§ HOW TO COMPLETE THIS TASK
Each line of the material should be set down exactly. Pictures are not part of the copy.
(INFORMATION PROVIDED Opens)
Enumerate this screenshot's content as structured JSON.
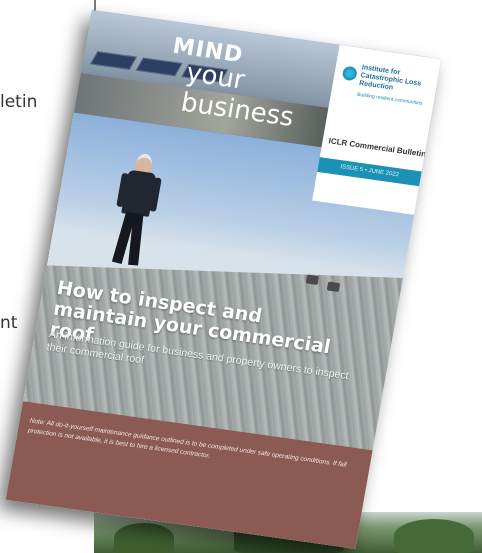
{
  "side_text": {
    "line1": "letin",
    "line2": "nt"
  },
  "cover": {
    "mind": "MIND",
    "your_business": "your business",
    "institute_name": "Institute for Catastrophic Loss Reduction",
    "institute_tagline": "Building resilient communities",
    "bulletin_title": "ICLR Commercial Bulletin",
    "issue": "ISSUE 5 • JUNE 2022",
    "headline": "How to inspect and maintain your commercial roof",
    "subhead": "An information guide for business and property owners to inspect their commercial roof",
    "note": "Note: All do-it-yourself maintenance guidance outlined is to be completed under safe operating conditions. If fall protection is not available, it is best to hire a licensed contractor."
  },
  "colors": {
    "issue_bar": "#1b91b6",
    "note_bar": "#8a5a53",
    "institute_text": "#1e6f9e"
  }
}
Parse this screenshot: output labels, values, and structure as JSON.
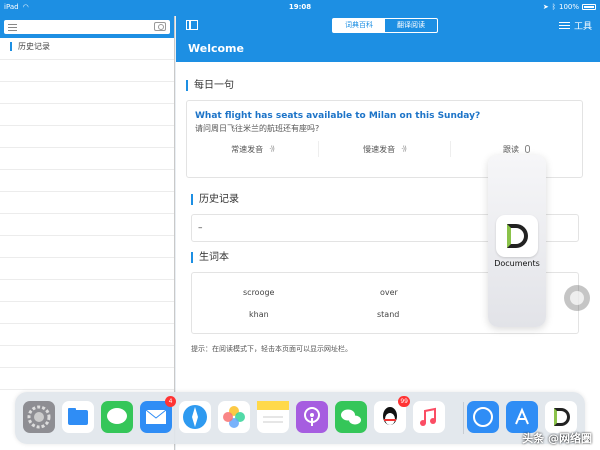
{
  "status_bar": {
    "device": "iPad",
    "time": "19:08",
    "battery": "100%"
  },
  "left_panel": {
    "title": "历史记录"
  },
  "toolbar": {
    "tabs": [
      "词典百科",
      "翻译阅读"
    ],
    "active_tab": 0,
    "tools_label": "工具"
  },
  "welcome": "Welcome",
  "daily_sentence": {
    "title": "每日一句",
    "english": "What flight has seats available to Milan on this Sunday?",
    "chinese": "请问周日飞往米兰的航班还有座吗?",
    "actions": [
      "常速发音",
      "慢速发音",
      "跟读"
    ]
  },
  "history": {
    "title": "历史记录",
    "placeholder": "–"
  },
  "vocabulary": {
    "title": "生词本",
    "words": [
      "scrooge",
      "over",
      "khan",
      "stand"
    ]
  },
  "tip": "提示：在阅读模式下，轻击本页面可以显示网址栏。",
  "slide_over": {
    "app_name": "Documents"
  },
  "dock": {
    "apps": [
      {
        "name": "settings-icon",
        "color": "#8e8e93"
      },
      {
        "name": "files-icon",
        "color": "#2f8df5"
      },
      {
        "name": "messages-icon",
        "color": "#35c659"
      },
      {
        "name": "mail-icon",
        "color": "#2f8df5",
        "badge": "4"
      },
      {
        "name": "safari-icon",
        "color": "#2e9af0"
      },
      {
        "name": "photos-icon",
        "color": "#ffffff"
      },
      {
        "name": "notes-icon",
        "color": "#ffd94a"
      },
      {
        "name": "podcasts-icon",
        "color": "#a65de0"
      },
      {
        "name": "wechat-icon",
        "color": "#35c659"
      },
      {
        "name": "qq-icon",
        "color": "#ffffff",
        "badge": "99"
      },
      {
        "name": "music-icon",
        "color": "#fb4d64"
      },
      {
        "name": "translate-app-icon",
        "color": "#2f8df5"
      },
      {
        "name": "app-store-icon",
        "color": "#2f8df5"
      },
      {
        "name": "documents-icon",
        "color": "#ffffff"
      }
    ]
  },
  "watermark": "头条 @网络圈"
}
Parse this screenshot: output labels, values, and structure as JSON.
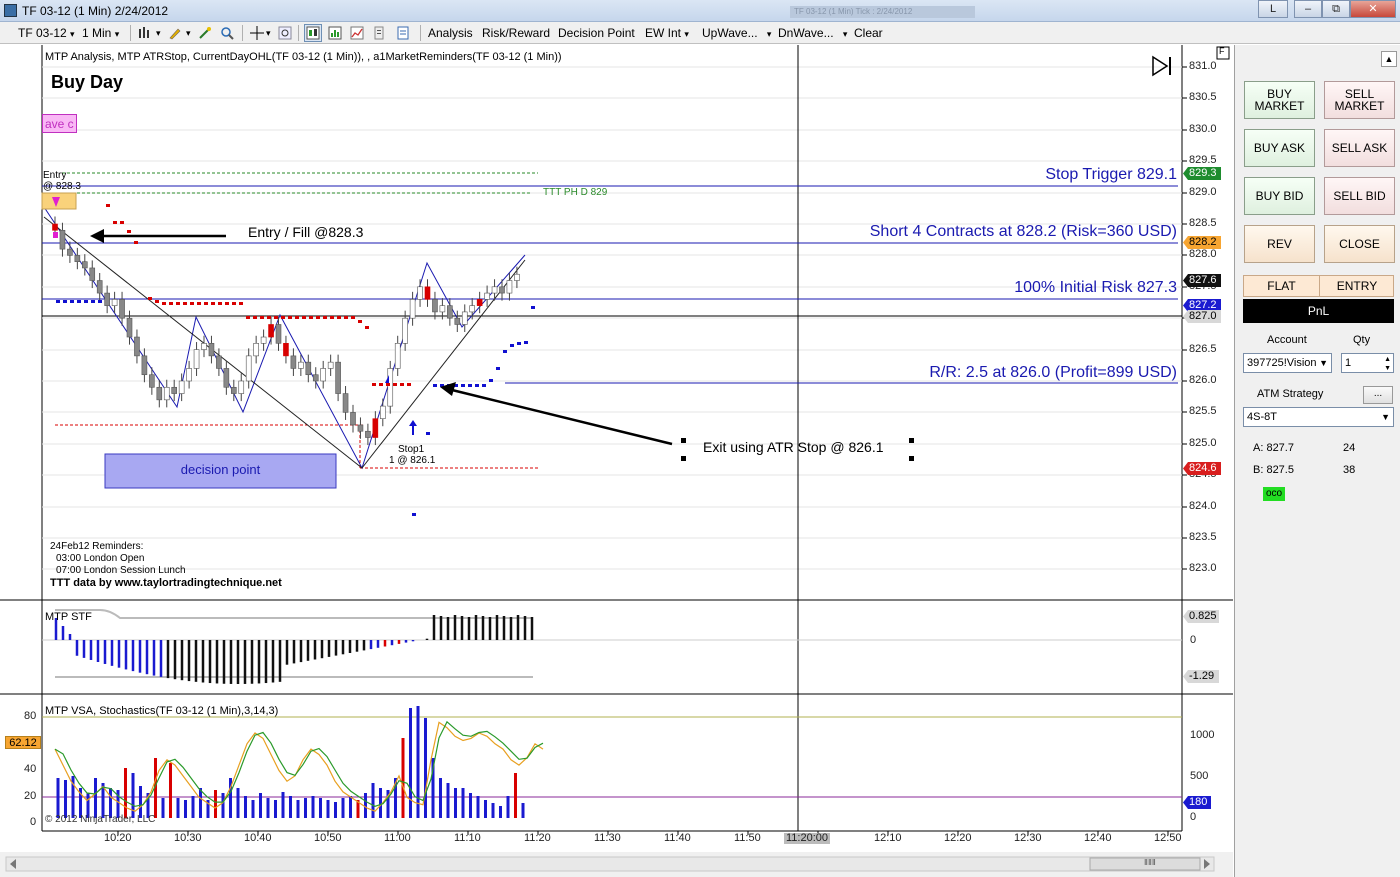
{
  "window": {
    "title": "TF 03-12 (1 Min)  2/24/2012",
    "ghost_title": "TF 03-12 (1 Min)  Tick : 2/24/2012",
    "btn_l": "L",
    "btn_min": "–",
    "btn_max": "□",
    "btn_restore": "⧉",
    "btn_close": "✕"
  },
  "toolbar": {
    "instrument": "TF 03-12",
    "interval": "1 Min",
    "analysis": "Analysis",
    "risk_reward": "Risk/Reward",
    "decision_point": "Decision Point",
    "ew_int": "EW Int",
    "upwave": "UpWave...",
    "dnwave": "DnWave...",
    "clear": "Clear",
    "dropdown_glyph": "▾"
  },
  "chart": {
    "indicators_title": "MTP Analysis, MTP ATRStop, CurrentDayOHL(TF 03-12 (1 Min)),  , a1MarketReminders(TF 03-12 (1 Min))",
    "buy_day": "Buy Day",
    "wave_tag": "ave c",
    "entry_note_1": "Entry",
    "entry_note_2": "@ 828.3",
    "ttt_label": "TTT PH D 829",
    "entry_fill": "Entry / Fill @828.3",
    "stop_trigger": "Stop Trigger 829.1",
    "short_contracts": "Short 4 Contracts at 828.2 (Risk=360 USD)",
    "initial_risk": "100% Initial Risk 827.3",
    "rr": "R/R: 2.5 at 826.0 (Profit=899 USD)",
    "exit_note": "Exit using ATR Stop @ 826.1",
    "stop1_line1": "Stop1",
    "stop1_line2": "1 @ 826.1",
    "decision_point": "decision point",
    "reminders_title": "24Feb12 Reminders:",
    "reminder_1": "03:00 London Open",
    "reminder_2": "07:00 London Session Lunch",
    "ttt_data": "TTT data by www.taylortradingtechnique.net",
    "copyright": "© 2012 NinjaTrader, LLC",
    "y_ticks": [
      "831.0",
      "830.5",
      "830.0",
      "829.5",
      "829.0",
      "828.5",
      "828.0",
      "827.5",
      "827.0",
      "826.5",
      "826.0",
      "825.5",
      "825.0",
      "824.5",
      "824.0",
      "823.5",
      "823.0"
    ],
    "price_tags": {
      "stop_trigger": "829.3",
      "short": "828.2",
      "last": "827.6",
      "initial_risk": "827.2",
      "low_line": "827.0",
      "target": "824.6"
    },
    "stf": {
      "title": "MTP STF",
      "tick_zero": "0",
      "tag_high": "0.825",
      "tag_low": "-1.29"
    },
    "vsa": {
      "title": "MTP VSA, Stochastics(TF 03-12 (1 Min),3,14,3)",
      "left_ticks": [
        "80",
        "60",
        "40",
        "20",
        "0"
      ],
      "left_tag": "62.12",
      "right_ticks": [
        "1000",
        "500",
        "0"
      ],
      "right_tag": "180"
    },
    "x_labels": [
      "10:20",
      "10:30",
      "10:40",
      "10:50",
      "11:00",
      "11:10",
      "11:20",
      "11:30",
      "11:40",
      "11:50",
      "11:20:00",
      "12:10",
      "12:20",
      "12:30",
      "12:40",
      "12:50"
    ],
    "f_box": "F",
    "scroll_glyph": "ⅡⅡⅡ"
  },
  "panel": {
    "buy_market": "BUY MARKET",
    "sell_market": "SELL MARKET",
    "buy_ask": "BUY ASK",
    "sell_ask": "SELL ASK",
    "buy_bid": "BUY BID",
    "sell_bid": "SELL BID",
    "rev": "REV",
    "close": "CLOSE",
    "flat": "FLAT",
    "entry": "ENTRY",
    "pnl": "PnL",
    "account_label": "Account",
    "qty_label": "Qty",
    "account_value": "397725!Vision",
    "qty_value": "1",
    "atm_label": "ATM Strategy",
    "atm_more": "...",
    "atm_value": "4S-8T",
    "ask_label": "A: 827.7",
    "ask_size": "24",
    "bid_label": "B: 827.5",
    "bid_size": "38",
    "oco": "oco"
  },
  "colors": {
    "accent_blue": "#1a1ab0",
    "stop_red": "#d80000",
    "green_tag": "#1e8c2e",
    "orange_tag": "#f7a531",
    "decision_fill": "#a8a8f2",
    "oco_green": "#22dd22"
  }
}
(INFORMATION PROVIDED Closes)
§ RESULT FOR THIS EXERCISE
Enumerate this screenshot's content as structured JSON.
{
  "side_text": {
    "line1": "letin",
    "line2": "nt"
  },
  "cover": {
    "mind": "MIND",
    "your_business": "your business",
    "institute_name": "Institute for Catastrophic Loss Reduction",
    "institute_tagline": "Building resilient communities",
    "bulletin_title": "ICLR Commercial Bulletin",
    "issue": "ISSUE 5 • JUNE 2022",
    "headline": "How to inspect and maintain your commercial roof",
    "subhead": "An information guide for business and property owners to inspect their commercial roof",
    "note": "Note: All do-it-yourself maintenance guidance outlined is to be completed under safe operating conditions. If fall protection is not available, it is best to hire a licensed contractor."
  },
  "colors": {
    "issue_bar": "#1b91b6",
    "note_bar": "#8a5a53",
    "institute_text": "#1e6f9e"
  }
}
Parse this screenshot: output labels, values, and structure as JSON.
{
  "status_bar": {
    "device": "iPad",
    "time": "19:08",
    "battery": "100%"
  },
  "left_panel": {
    "title": "历史记录"
  },
  "toolbar": {
    "tabs": [
      "词典百科",
      "翻译阅读"
    ],
    "active_tab": 0,
    "tools_label": "工具"
  },
  "welcome": "Welcome",
  "daily_sentence": {
    "title": "每日一句",
    "english": "What flight has seats available to Milan on this Sunday?",
    "chinese": "请问周日飞往米兰的航班还有座吗?",
    "actions": [
      "常速发音",
      "慢速发音",
      "跟读"
    ]
  },
  "history": {
    "title": "历史记录",
    "placeholder": "–"
  },
  "vocabulary": {
    "title": "生词本",
    "words": [
      "scrooge",
      "over",
      "khan",
      "stand"
    ]
  },
  "tip": "提示：在阅读模式下，轻击本页面可以显示网址栏。",
  "slide_over": {
    "app_name": "Documents"
  },
  "dock": {
    "apps": [
      {
        "name": "settings-icon",
        "color": "#8e8e93"
      },
      {
        "name": "files-icon",
        "color": "#2f8df5"
      },
      {
        "name": "messages-icon",
        "color": "#35c659"
      },
      {
        "name": "mail-icon",
        "color": "#2f8df5",
        "badge": "4"
      },
      {
        "name": "safari-icon",
        "color": "#2e9af0"
      },
      {
        "name": "photos-icon",
        "color": "#ffffff"
      },
      {
        "name": "notes-icon",
        "color": "#ffd94a"
      },
      {
        "name": "podcasts-icon",
        "color": "#a65de0"
      },
      {
        "name": "wechat-icon",
        "color": "#35c659"
      },
      {
        "name": "qq-icon",
        "color": "#ffffff",
        "badge": "99"
      },
      {
        "name": "music-icon",
        "color": "#fb4d64"
      },
      {
        "name": "translate-app-icon",
        "color": "#2f8df5"
      },
      {
        "name": "app-store-icon",
        "color": "#2f8df5"
      },
      {
        "name": "documents-icon",
        "color": "#ffffff"
      }
    ]
  },
  "watermark": "头条 @网络圈"
}
Parse this screenshot: output labels, values, and structure as JSON.
{
  "window": {
    "title": "TF 03-12 (1 Min)  2/24/2012",
    "ghost_title": "TF 03-12 (1 Min)  Tick : 2/24/2012",
    "btn_l": "L",
    "btn_min": "–",
    "btn_max": "□",
    "btn_restore": "⧉",
    "btn_close": "✕"
  },
  "toolbar": {
    "instrument": "TF 03-12",
    "interval": "1 Min",
    "analysis": "Analysis",
    "risk_reward": "Risk/Reward",
    "decision_point": "Decision Point",
    "ew_int": "EW Int",
    "upwave": "UpWave...",
    "dnwave": "DnWave...",
    "clear": "Clear",
    "dropdown_glyph": "▾"
  },
  "chart": {
    "indicators_title": "MTP Analysis, MTP ATRStop, CurrentDayOHL(TF 03-12 (1 Min)),  , a1MarketReminders(TF 03-12 (1 Min))",
    "buy_day": "Buy Day",
    "wave_tag": "ave c",
    "entry_note_1": "Entry",
    "entry_note_2": "@ 828.3",
    "ttt_label": "TTT PH D 829",
    "entry_fill": "Entry / Fill @828.3",
    "stop_trigger": "Stop Trigger 829.1",
    "short_contracts": "Short 4 Contracts at 828.2 (Risk=360 USD)",
    "initial_risk": "100% Initial Risk 827.3",
    "rr": "R/R: 2.5 at 826.0 (Profit=899 USD)",
    "exit_note": "Exit using ATR Stop @ 826.1",
    "stop1_line1": "Stop1",
    "stop1_line2": "1 @ 826.1",
    "decision_point": "decision point",
    "reminders_title": "24Feb12 Reminders:",
    "reminder_1": "03:00 London Open",
    "reminder_2": "07:00 London Session Lunch",
    "ttt_data": "TTT data by www.taylortradingtechnique.net",
    "copyright": "© 2012 NinjaTrader, LLC",
    "y_ticks": [
      "831.0",
      "830.5",
      "830.0",
      "829.5",
      "829.0",
      "828.5",
      "828.0",
      "827.5",
      "827.0",
      "826.5",
      "826.0",
      "825.5",
      "825.0",
      "824.5",
      "824.0",
      "823.5",
      "823.0"
    ],
    "price_tags": {
      "stop_trigger": "829.3",
      "short": "828.2",
      "last": "827.6",
      "initial_risk": "827.2",
      "low_line": "827.0",
      "target": "824.6"
    },
    "stf": {
      "title": "MTP STF",
      "tick_zero": "0",
      "tag_high": "0.825",
      "tag_low": "-1.29"
    },
    "vsa": {
      "title": "MTP VSA, Stochastics(TF 03-12 (1 Min),3,14,3)",
      "left_ticks": [
        "80",
        "60",
        "40",
        "20",
        "0"
      ],
      "left_tag": "62.12",
      "right_ticks": [
        "1000",
        "500",
        "0"
      ],
      "right_tag": "180"
    },
    "x_labels": [
      "10:20",
      "10:30",
      "10:40",
      "10:50",
      "11:00",
      "11:10",
      "11:20",
      "11:30",
      "11:40",
      "11:50",
      "11:20:00",
      "12:10",
      "12:20",
      "12:30",
      "12:40",
      "12:50"
    ],
    "f_box": "F",
    "scroll_glyph": "ⅡⅡⅡ"
  },
  "panel": {
    "buy_market": "BUY MARKET",
    "sell_market": "SELL MARKET",
    "buy_ask": "BUY ASK",
    "sell_ask": "SELL ASK",
    "buy_bid": "BUY BID",
    "sell_bid": "SELL BID",
    "rev": "REV",
    "close": "CLOSE",
    "flat": "FLAT",
    "entry": "ENTRY",
    "pnl": "PnL",
    "account_label": "Account",
    "qty_label": "Qty",
    "account_value": "397725!Vision",
    "qty_value": "1",
    "atm_label": "ATM Strategy",
    "atm_more": "...",
    "atm_value": "4S-8T",
    "ask_label": "A: 827.7",
    "ask_size": "24",
    "bid_label": "B: 827.5",
    "bid_size": "38",
    "oco": "oco"
  },
  "colors": {
    "accent_blue": "#1a1ab0",
    "stop_red": "#d80000",
    "green_tag": "#1e8c2e",
    "orange_tag": "#f7a531",
    "decision_fill": "#a8a8f2",
    "oco_green": "#22dd22"
  }
}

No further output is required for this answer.